> **Directions**:
I'd like every line from the material below that has "image" in it.

::: Listed records :::

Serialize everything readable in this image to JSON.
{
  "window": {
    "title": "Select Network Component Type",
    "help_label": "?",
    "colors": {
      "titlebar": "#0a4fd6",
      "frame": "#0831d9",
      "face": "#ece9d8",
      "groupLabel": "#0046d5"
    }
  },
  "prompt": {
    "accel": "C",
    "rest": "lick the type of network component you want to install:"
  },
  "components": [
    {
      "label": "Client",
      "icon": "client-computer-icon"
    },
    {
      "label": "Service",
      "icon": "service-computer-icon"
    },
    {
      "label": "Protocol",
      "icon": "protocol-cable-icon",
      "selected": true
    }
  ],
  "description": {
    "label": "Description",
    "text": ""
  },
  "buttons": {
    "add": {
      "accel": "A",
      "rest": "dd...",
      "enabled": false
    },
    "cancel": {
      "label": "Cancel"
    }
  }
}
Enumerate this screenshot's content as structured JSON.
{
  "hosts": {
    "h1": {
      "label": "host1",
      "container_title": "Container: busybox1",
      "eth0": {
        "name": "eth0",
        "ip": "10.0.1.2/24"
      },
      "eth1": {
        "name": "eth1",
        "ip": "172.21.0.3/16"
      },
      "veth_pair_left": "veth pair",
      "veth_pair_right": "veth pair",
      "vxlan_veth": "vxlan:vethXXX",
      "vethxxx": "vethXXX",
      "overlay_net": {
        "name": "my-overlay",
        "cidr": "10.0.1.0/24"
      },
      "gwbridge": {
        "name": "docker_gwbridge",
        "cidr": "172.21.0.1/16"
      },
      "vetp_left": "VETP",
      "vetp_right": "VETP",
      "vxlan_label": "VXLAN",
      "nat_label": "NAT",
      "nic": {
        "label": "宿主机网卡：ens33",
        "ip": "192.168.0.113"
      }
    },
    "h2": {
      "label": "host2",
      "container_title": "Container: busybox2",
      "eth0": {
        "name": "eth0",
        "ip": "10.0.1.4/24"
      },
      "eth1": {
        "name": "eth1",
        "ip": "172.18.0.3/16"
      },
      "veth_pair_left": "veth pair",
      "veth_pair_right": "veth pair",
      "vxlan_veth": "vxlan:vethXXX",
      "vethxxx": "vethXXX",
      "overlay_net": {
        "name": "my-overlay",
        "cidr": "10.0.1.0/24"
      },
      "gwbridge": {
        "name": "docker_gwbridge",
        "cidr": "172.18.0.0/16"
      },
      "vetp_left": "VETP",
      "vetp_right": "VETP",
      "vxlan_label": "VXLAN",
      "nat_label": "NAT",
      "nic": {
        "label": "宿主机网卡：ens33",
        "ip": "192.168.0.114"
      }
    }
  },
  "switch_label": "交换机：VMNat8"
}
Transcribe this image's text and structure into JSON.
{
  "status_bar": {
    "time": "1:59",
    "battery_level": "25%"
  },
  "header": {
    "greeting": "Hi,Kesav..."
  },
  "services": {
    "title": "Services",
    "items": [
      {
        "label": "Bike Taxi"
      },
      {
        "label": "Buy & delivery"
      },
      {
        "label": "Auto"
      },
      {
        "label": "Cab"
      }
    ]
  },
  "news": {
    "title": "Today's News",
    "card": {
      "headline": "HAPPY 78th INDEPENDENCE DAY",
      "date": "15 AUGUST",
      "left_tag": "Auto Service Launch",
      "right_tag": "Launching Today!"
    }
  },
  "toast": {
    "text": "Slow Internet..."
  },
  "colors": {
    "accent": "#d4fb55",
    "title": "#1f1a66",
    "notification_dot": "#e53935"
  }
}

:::

> **Answer box**:
Serialize everything readable in this image to JSON.
Transcribe this image's text and structure into JSON.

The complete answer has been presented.